• **Your task**: Read through the records. Copy each line that has the word "Optional".

• **Supplied material**:
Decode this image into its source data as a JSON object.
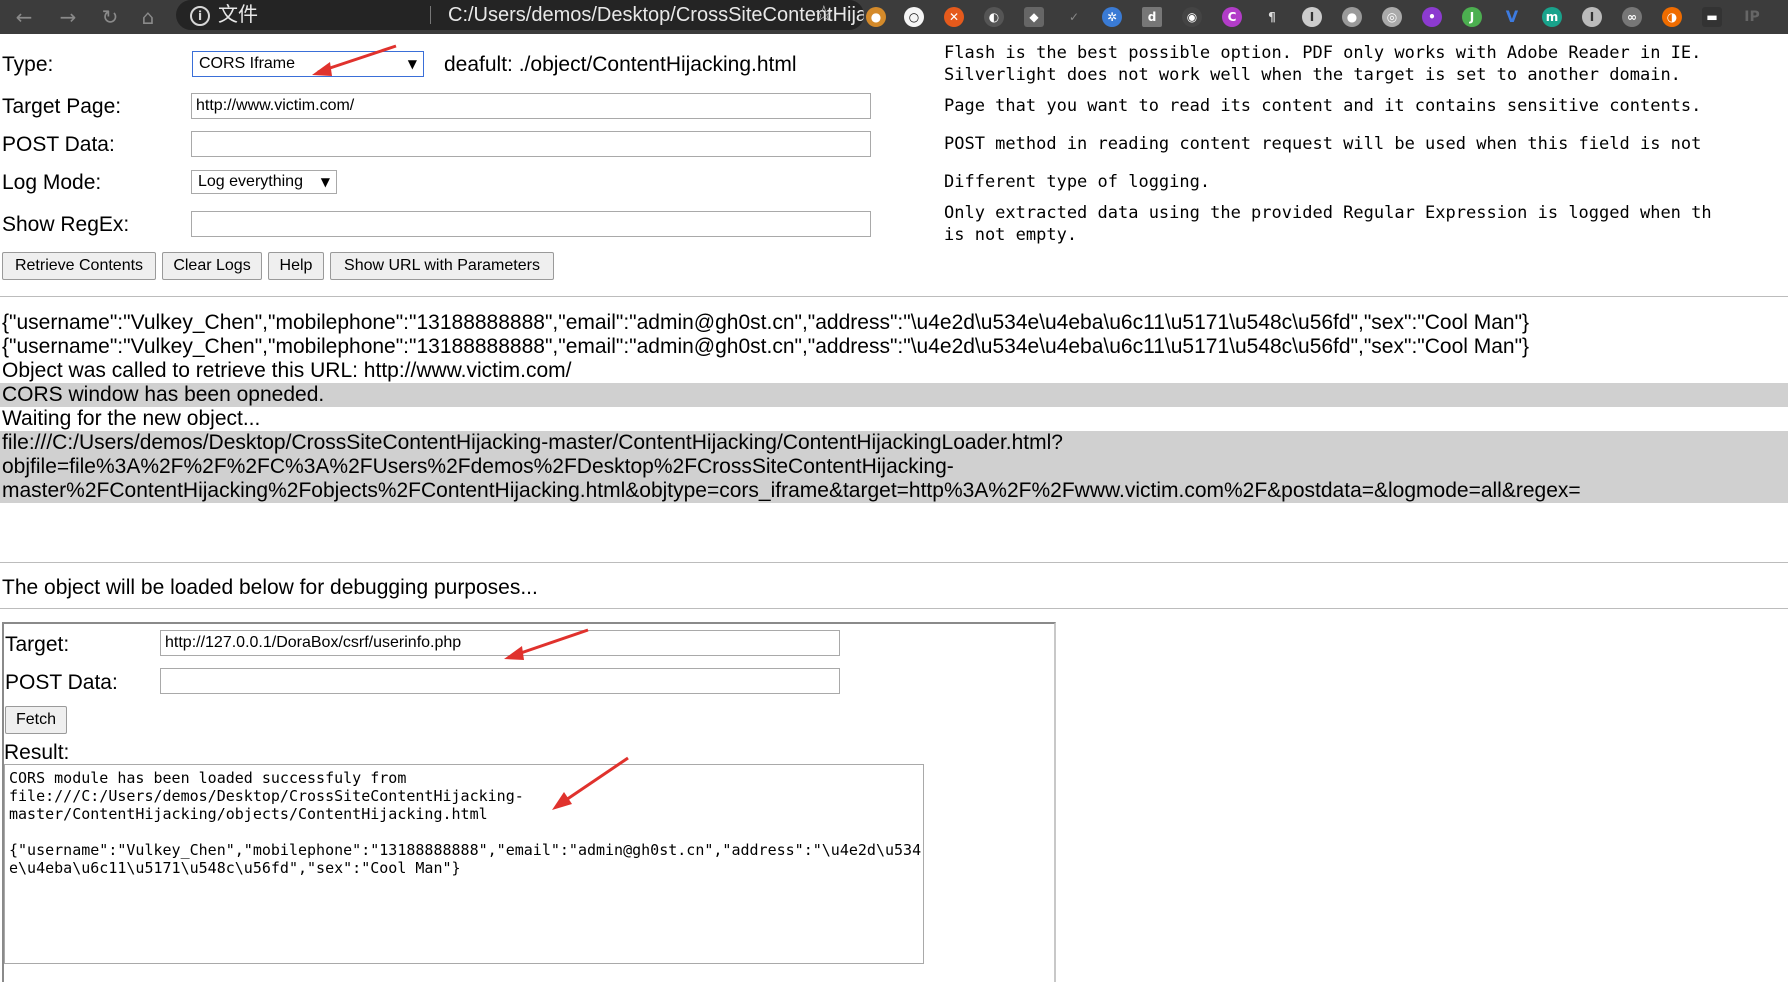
{
  "browser": {
    "back_icon": "back-arrow-icon",
    "forward_icon": "forward-arrow-icon",
    "reload_icon": "reload-icon",
    "home_icon": "home-icon",
    "scheme_label": "文件",
    "url": "C:/Users/demos/Desktop/CrossSiteContentHijacking-m..."
  },
  "form": {
    "type_label": "Type:",
    "type_value": "CORS Iframe",
    "type_default": "deafult:  ./object/ContentHijacking.html",
    "target_label": "Target Page:",
    "target_value": "http://www.victim.com/",
    "post_label": "POST Data:",
    "post_value": "",
    "log_label": "Log Mode:",
    "log_value": "Log everything",
    "regex_label": "Show RegEx:",
    "regex_value": ""
  },
  "descriptions": {
    "type_line1": "Flash is the best possible option. PDF only works with Adobe Reader in IE.",
    "type_line2": "Silverlight does not work well when the target is set to another domain.",
    "target": "Page that you want to read its content and it contains sensitive contents.",
    "post": "POST method in reading content request will be used when this field is not",
    "log": "Different type of logging.",
    "regex_line1": "Only extracted data using the provided Regular Expression is logged when th",
    "regex_line2": "is not empty."
  },
  "buttons": {
    "retrieve": "Retrieve Contents",
    "clear": "Clear Logs",
    "help": "Help",
    "show_url": "Show URL with Parameters"
  },
  "log_lines": [
    "{\"username\":\"Vulkey_Chen\",\"mobilephone\":\"13188888888\",\"email\":\"admin@gh0st.cn\",\"address\":\"\\u4e2d\\u534e\\u4eba\\u6c11\\u5171\\u548c\\u56fd\",\"sex\":\"Cool Man\"}",
    "{\"username\":\"Vulkey_Chen\",\"mobilephone\":\"13188888888\",\"email\":\"admin@gh0st.cn\",\"address\":\"\\u4e2d\\u534e\\u4eba\\u6c11\\u5171\\u548c\\u56fd\",\"sex\":\"Cool Man\"}",
    "Object was called to retrieve this URL: http://www.victim.com/",
    "CORS window has been opneded.",
    "Waiting for the new object...",
    "file:///C:/Users/demos/Desktop/CrossSiteContentHijacking-master/ContentHijacking/ContentHijackingLoader.html?",
    "objfile=file%3A%2F%2F%2FC%3A%2FUsers%2Fdemos%2FDesktop%2FCrossSiteContentHijacking-",
    "master%2FContentHijacking%2Fobjects%2FContentHijacking.html&objtype=cors_iframe&target=http%3A%2F%2Fwww.victim.com%2F&postdata=&logmode=all&regex="
  ],
  "debug_note": "The object will be loaded below for debugging purposes...",
  "frame": {
    "target_label": "Target:",
    "target_value": "http://127.0.0.1/DoraBox/csrf/userinfo.php",
    "post_label": "POST Data:",
    "post_value": "",
    "fetch_button": "Fetch",
    "result_label": "Result:",
    "result_text": "CORS module has been loaded successfuly from\nfile:///C:/Users/demos/Desktop/CrossSiteContentHijacking-\nmaster/ContentHijacking/objects/ContentHijacking.html\n\n{\"username\":\"Vulkey_Chen\",\"mobilephone\":\"13188888888\",\"email\":\"admin@gh0st.cn\",\"address\":\"\\u4e2d\\u534\ne\\u4eba\\u6c11\\u5171\\u548c\\u56fd\",\"sex\":\"Cool Man\"}"
  },
  "colors": {
    "chrome_bg": "#3c3c3c",
    "highlight": "#d0d0d0",
    "annotation_arrow": "#e0322d"
  }
}
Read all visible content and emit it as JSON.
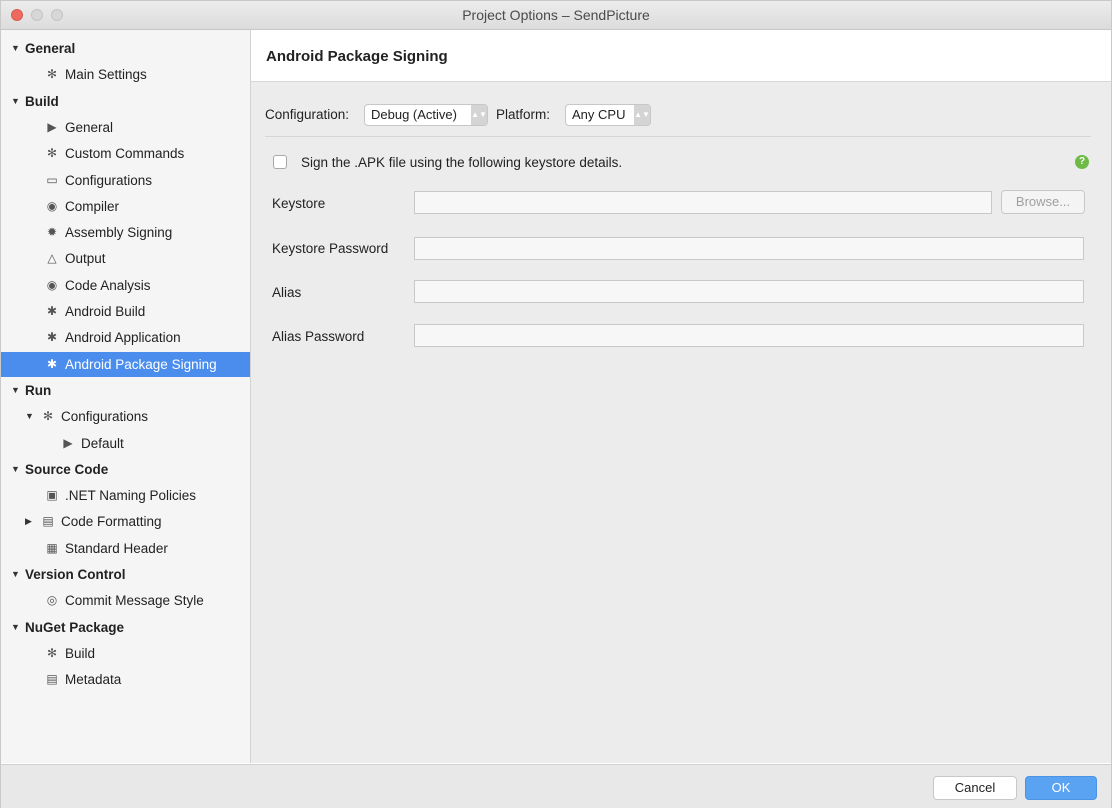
{
  "window": {
    "title": "Project Options – SendPicture"
  },
  "sidebar": {
    "items": [
      {
        "label": "General",
        "level": 0,
        "expanded": true,
        "icon": ""
      },
      {
        "label": "Main Settings",
        "level": 1,
        "icon": "gear-icon"
      },
      {
        "label": "Build",
        "level": 0,
        "expanded": true,
        "icon": ""
      },
      {
        "label": "General",
        "level": 1,
        "icon": "run-icon"
      },
      {
        "label": "Custom Commands",
        "level": 1,
        "icon": "gear-icon"
      },
      {
        "label": "Configurations",
        "level": 1,
        "icon": "window-icon"
      },
      {
        "label": "Compiler",
        "level": 1,
        "icon": "compiler-icon"
      },
      {
        "label": "Assembly Signing",
        "level": 1,
        "icon": "seal-icon"
      },
      {
        "label": "Output",
        "level": 1,
        "icon": "flask-icon"
      },
      {
        "label": "Code Analysis",
        "level": 1,
        "icon": "target-icon"
      },
      {
        "label": "Android Build",
        "level": 1,
        "icon": "android-icon"
      },
      {
        "label": "Android Application",
        "level": 1,
        "icon": "android-icon"
      },
      {
        "label": "Android Package Signing",
        "level": 1,
        "icon": "android-icon",
        "selected": true
      },
      {
        "label": "Run",
        "level": 0,
        "expanded": true,
        "icon": ""
      },
      {
        "label": "Configurations",
        "level": 1,
        "expanded": true,
        "icon": "gear-icon"
      },
      {
        "label": "Default",
        "level": 2,
        "icon": "play-icon"
      },
      {
        "label": "Source Code",
        "level": 0,
        "expanded": true,
        "icon": ""
      },
      {
        "label": ".NET Naming Policies",
        "level": 1,
        "icon": "naming-icon"
      },
      {
        "label": "Code Formatting",
        "level": 1,
        "collapsed": true,
        "icon": "format-icon"
      },
      {
        "label": "Standard Header",
        "level": 1,
        "icon": "header-icon"
      },
      {
        "label": "Version Control",
        "level": 0,
        "expanded": true,
        "icon": ""
      },
      {
        "label": "Commit Message Style",
        "level": 1,
        "icon": "commit-icon"
      },
      {
        "label": "NuGet Package",
        "level": 0,
        "expanded": true,
        "icon": ""
      },
      {
        "label": "Build",
        "level": 1,
        "icon": "gear-icon"
      },
      {
        "label": "Metadata",
        "level": 1,
        "icon": "document-icon"
      }
    ]
  },
  "panel": {
    "title": "Android Package Signing",
    "configuration_label": "Configuration:",
    "configuration_value": "Debug (Active)",
    "platform_label": "Platform:",
    "platform_value": "Any CPU",
    "sign_checkbox_label": "Sign the .APK file using the following keystore details.",
    "sign_checked": false,
    "help_glyph": "?",
    "keystore_label": "Keystore",
    "keystore_value": "",
    "browse_label": "Browse...",
    "keystore_password_label": "Keystore Password",
    "keystore_password_value": "",
    "alias_label": "Alias",
    "alias_value": "",
    "alias_password_label": "Alias Password",
    "alias_password_value": ""
  },
  "footer": {
    "cancel_label": "Cancel",
    "ok_label": "OK"
  },
  "colors": {
    "selection": "#4a8ded",
    "ok_button": "#5aa2f2",
    "help": "#6dbb46",
    "close": "#ee6a5f"
  }
}
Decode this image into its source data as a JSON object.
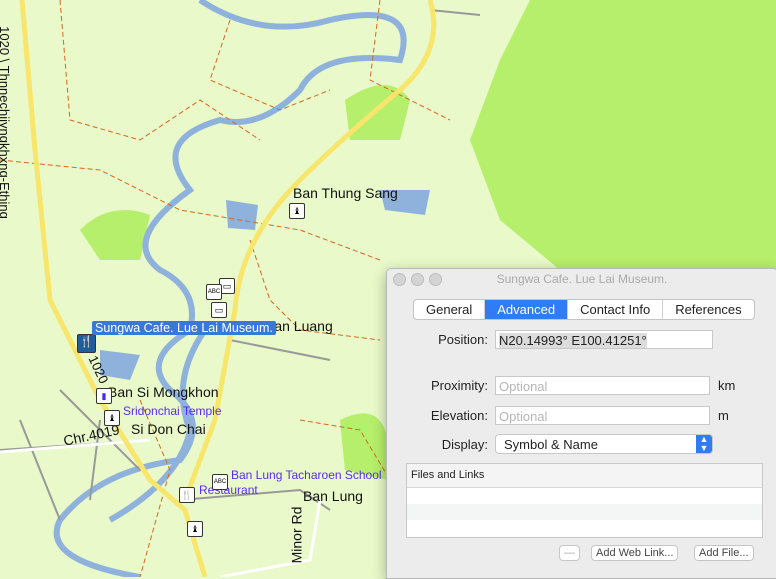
{
  "map": {
    "road_label_1020_long": "1020 \\ Thnnechiiyngkhxng-Ething",
    "road_label_1020": "1020",
    "road_label_chr4019": "Chr.4019",
    "road_label_minor": "Minor Rd",
    "places": [
      "Ban Thung Sang",
      "Ban Luang",
      "Ban Si Mongkhon",
      "Si Don Chai",
      "Ban Lung"
    ],
    "pois": [
      "Sridonchai Temple",
      "Ban Lung Tacharoen School",
      "Restaurant"
    ],
    "selected_waypoint": "Sungwa Cafe. Lue Lai Museum.",
    "colors": {
      "land": "#e9f9c9",
      "forest": "#b6ef6b",
      "water": "#8fb2dc",
      "highway": "#f7e56c",
      "boundary": "#d2691e"
    }
  },
  "dialog": {
    "title": "Sungwa Cafe. Lue Lai Museum.",
    "tabs": [
      "General",
      "Advanced",
      "Contact Info",
      "References"
    ],
    "active_tab": "Advanced",
    "position_label": "Position:",
    "position_value": "N20.14993° E100.41251°",
    "proximity_label": "Proximity:",
    "proximity_placeholder": "Optional",
    "proximity_unit": "km",
    "elevation_label": "Elevation:",
    "elevation_placeholder": "Optional",
    "elevation_unit": "m",
    "display_label": "Display:",
    "display_value": "Symbol & Name",
    "files_header": "Files and Links",
    "remove_button": "—",
    "add_web_link_button": "Add Web Link...",
    "add_file_button": "Add File..."
  }
}
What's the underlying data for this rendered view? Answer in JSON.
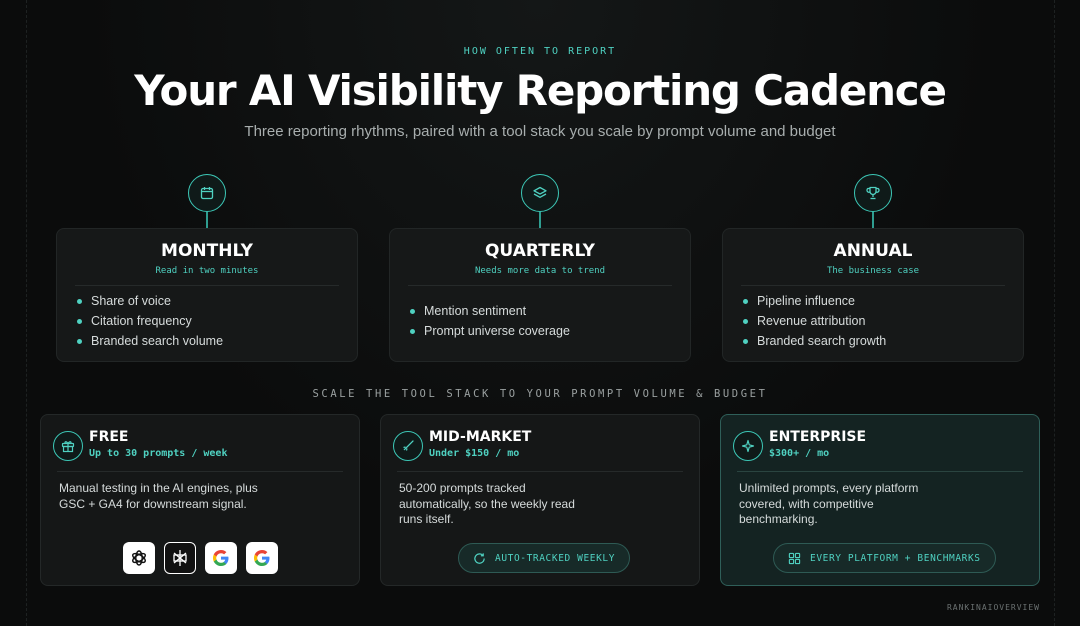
{
  "header": {
    "eyebrow": "HOW OFTEN TO REPORT",
    "title": "Your AI Visibility Reporting Cadence",
    "subtitle": "Three reporting rhythms, paired with a tool stack you scale by prompt volume and budget"
  },
  "cadences": [
    {
      "icon": "calendar-icon",
      "name": "MONTHLY",
      "subtitle": "Read in two minutes",
      "items": [
        "Share of voice",
        "Citation frequency",
        "Branded search volume"
      ]
    },
    {
      "icon": "layers-icon",
      "name": "QUARTERLY",
      "subtitle": "Needs more data to trend",
      "items": [
        "Mention sentiment",
        "Prompt universe coverage"
      ]
    },
    {
      "icon": "trophy-icon",
      "name": "ANNUAL",
      "subtitle": "The business case",
      "items": [
        "Pipeline influence",
        "Revenue attribution",
        "Branded search growth"
      ]
    }
  ],
  "tool_section_label": "SCALE THE TOOL STACK TO YOUR PROMPT VOLUME & BUDGET",
  "tiers": [
    {
      "icon": "gift-icon",
      "name": "FREE",
      "price": "Up to 30 prompts / week",
      "description": "Manual testing in the AI engines, plus GSC + GA4 for downstream signal.",
      "logos": [
        "chatgpt-logo",
        "perplexity-logo",
        "google-logo",
        "google-logo"
      ]
    },
    {
      "icon": "rocket-icon",
      "name": "MID-MARKET",
      "price": "Under $150 / mo",
      "description": "50-200 prompts tracked automatically, so the weekly read runs itself.",
      "pill": {
        "icon": "refresh-icon",
        "label": "AUTO-TRACKED WEEKLY"
      }
    },
    {
      "icon": "sparkle-icon",
      "name": "ENTERPRISE",
      "price": "$300+ / mo",
      "description": "Unlimited prompts, every platform covered, with competitive benchmarking.",
      "pill": {
        "icon": "grid-icon",
        "label": "EVERY PLATFORM + BENCHMARKS"
      }
    }
  ],
  "brand": "RANKINAIOVERVIEW",
  "colors": {
    "accent": "#4fd1c1",
    "background": "#0b0c0c",
    "card": "#161818",
    "enterprise_card": "#142322"
  }
}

• **Result of this exercise**:
    "proximity_placeholder": "Optional",
    "elevation_placeholder": "Optional",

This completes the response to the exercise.